Delirium café is my place to try out all kinds of beer in the evening; the place holds the Guinness world record of having the most kind of beers.
My second day was spent discovering the beer museum and museum of cocoa and chocolate. I also relished the various kinds of waffles Belgium has to offer; it sure a foodie day. I did incorporate a visit to St Michael’s Cathedral, Basilica of Koekelberg, St Mary’s Church, Court of Justice and the Royal Palace.
The next day, I took the train to Antwerp; I started early and came back late to my hotel. I adored the central train station building and decided to take the tram to the city center. After walking around the central area and discovering a few churches, I headed to the Diamond museum; I’ve heard that the old museum is now closed and a new one is in place. This is a great place if you want to know where Diamonds come from (remember the movie Blood Diamond), how they are made, what makes a diamond stand out and where they end up selling. I saw a few Indian merchants in that street full of diamond shops. Beware that most of them would try to woo you into buying diamonds, but I believe that you can now find diamonds in most parts of the world.
I was still full of energy and ready to discover another city the next day. After sleeping like a baby, I was up early again the next day. It was time to discover Ghent; I took a tour from the hotel and they picked me up around 0730am. I got to see scenic and green countryside on my way to Ghent. The walking tour took us around Belfry tower, St Bavo Cathedral, St Nicolas Church and the Castle of the Counts of Flanders.

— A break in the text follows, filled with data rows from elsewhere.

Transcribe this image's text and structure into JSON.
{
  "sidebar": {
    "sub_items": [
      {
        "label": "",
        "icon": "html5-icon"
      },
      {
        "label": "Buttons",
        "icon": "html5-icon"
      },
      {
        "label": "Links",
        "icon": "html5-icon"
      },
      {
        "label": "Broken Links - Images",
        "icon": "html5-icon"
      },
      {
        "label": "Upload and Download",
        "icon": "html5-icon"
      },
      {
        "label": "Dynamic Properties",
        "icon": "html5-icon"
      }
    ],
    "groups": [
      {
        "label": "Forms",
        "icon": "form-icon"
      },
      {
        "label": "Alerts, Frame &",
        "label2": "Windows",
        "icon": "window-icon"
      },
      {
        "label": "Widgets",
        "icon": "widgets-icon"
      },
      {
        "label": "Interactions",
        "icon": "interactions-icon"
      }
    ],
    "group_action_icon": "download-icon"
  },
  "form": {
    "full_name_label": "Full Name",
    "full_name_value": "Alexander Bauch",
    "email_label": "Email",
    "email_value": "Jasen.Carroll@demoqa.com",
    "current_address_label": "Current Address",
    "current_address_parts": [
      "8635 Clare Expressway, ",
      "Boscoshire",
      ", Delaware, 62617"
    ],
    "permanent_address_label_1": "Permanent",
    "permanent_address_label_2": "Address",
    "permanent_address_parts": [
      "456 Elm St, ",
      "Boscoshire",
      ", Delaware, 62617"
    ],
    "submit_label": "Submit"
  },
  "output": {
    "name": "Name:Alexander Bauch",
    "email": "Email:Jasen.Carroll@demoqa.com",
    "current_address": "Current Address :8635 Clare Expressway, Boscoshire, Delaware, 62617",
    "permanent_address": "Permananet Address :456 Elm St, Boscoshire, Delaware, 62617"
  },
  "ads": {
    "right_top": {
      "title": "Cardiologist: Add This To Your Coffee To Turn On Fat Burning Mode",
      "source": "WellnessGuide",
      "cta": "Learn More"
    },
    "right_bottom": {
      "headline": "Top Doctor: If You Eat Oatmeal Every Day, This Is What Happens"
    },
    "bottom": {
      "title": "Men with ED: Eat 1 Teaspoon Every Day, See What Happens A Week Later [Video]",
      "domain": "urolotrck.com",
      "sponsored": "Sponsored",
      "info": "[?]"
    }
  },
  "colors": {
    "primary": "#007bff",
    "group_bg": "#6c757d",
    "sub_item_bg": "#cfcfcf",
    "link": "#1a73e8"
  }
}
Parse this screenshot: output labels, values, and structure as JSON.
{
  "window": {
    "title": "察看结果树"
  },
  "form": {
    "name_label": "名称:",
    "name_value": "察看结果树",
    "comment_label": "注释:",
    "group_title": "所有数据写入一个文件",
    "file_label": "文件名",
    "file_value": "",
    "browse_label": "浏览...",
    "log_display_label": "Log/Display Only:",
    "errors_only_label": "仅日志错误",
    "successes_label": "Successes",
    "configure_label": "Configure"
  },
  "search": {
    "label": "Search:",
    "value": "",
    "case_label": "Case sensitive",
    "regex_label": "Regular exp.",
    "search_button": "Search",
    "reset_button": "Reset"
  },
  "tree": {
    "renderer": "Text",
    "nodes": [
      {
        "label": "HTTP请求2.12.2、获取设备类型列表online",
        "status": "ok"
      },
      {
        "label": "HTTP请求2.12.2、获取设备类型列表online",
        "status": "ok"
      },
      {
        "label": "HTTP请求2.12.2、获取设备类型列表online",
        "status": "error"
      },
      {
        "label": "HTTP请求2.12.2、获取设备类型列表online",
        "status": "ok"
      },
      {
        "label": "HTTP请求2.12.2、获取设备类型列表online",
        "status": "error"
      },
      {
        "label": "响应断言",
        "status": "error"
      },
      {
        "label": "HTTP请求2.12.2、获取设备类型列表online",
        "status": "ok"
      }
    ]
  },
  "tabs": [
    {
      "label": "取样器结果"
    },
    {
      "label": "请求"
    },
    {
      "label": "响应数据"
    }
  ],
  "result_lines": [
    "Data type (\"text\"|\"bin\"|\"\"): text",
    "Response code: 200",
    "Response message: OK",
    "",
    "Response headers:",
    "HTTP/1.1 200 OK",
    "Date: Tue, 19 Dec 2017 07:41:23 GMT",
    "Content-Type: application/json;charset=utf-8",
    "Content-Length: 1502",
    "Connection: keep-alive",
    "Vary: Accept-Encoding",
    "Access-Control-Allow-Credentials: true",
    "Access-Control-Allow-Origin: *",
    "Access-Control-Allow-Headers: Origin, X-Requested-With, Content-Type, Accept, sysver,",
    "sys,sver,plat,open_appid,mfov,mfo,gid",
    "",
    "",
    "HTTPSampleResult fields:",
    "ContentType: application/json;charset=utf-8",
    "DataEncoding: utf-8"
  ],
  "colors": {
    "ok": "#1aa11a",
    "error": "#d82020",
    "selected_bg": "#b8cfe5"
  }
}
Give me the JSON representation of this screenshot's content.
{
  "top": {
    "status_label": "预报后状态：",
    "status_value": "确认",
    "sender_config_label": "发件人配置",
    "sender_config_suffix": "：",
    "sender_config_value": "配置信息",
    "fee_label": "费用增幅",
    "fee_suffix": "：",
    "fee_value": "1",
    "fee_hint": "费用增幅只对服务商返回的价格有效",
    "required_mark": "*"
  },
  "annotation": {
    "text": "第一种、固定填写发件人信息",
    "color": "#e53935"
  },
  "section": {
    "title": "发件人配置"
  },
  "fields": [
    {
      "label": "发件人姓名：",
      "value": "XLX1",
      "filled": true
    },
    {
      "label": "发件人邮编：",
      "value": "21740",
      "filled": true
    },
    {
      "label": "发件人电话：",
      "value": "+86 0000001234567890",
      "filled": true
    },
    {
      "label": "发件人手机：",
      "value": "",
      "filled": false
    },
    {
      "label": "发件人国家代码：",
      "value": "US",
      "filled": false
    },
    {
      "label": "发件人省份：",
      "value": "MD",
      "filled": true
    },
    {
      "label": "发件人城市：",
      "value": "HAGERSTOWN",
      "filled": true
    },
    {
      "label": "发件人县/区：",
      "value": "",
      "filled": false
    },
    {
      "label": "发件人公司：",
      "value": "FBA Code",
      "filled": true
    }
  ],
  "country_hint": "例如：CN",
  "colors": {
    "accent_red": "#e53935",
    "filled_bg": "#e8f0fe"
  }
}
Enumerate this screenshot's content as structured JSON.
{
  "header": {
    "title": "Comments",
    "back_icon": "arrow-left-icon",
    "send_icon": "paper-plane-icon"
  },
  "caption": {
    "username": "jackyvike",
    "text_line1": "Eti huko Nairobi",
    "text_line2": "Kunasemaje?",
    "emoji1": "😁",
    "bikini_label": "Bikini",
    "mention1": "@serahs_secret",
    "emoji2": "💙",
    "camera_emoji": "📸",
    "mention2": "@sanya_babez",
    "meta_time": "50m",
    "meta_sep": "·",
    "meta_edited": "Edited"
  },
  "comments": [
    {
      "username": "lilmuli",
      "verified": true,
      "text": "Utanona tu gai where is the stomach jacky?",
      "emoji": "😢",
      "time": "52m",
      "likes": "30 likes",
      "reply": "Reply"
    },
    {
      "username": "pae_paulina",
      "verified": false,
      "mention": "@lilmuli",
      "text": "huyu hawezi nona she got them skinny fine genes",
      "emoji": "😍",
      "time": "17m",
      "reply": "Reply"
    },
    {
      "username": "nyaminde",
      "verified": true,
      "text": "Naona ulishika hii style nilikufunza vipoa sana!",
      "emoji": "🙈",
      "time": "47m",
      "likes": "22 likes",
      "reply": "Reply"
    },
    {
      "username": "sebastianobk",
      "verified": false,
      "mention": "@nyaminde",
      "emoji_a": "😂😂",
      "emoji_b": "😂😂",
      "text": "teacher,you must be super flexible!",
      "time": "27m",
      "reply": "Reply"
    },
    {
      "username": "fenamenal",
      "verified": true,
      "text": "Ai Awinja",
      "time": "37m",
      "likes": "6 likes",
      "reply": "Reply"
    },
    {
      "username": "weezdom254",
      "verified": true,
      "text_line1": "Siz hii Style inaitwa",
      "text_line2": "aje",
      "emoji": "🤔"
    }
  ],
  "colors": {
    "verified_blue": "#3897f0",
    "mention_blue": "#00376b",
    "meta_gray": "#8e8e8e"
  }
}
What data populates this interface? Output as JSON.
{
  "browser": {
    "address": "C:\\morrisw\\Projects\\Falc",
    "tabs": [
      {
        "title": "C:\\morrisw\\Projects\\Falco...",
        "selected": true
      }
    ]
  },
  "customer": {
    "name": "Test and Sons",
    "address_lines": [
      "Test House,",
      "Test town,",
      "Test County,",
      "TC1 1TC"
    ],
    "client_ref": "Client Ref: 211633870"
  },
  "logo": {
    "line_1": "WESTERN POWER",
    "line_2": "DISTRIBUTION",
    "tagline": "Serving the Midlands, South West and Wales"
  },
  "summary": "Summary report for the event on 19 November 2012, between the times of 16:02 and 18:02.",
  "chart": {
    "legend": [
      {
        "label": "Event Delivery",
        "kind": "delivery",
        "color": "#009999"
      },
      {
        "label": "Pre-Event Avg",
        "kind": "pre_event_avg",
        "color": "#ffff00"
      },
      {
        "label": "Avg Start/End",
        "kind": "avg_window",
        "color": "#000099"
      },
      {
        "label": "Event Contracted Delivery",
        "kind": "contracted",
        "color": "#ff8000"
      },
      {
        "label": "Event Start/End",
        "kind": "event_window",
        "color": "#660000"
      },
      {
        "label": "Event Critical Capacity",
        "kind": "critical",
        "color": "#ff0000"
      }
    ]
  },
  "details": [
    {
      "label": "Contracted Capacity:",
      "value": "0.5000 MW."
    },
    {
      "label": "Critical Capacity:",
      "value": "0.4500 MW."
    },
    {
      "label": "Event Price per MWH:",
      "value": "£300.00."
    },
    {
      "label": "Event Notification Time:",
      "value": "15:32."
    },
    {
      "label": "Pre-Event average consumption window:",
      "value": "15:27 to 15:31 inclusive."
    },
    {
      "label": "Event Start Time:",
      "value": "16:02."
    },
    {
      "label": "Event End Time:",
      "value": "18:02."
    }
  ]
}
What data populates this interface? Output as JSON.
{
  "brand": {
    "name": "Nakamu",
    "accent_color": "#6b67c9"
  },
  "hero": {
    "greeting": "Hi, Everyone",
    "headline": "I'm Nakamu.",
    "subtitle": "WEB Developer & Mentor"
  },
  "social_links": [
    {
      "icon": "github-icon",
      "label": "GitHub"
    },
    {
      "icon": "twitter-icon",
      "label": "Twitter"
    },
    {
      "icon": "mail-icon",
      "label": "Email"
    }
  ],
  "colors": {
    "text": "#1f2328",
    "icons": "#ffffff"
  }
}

We then took a one hour canal ride (this was booked for us in advance); I was intrigued by the beautiful and practical houses created by some locals.
The next day, I was ready to discover Bruges on my own. I visited the Lake of Love (Minnewater) and the Beguinage, and then I had brunch in a restaurant, facing the canal. With a full stomach, I then headed to Our Lady Church, which has a statue by Michelangelo; Market Square with the Belfry; and Town Hall Square (Burg), with the Chapel of the Holy Blood. I still had the option of taking a canal cruise, but to tell you the truth, I done doing them 😀
I’ve been to Belgium quite a few times after that, mostly to Brussels, and I end up discovering some other part of the city or try out a different kind of food and even the not so usual historical place, for instance the Herge museum (about Adventures of Tintin). Let’s keep this conversation running; comment below.